Mathematics is able to deal successfully only with the simplest of situations, more precisely, with a complex situation only to the extent that rare good fortune makes this complex situation hinge upon a few dominant simple factors. Beyond the well-traversed path, mathematics loses its bearings in a jungle of unnamed special functions and impenetrable combinatorial particularities. Thus, the mathematical technique can only reach far if it starts from a point close to the simple essentials of a problem which has simple essentials. That form of wisdom which is the opposite of single-mindedness, the ability to keep many threads in hand, to draw for an argument from many disparate sources, is quite foreign to mathematics.from: "The Pernicious Influence of Mathematics on Science", by Jacob Schwartz (Prof. of computer science, mathematician)
It may seem natural to think that, to understand a complex system, one must construct a model incorporating everything that one knows about the system. However sensible this procedure may seem, in biology it has repeatedly turned out to be a sterile exercise. There are two snags with it. The first is that one finishes up with a model so complicated that one cannot understand it - the point of a model is to simplify, not to confuse. The second is that if one constructs a sufficiently complex model one can make it do anything one likes by fiddling with the parameters - a model that can predict anything predicts nothing.

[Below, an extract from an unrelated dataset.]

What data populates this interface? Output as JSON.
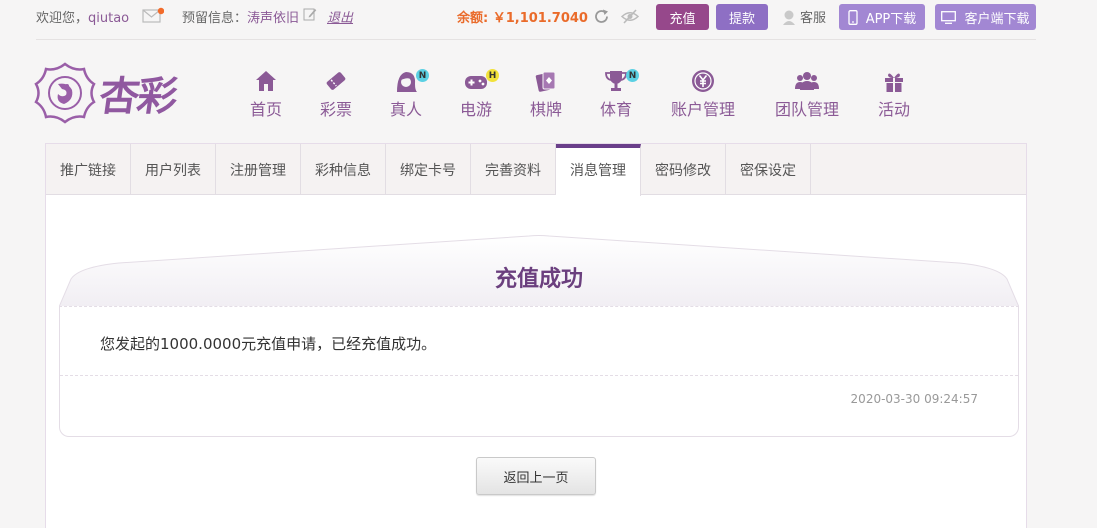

From the poem: 'Little Gidding', written by T.S Eliot during World War II and the air-raids on Great Britain, and published as the final poem in a series of four that he wrote between 1936 and 1942. He began work on it in February 1941, as illness, and the war, disrupted his ability to write. Dissatisfied with each draft, Eliot believed the problem with the poem was with himself, not finishing it until September 1942. It was published, together with the three other poems, in 1943, as: 'Four Quartets'.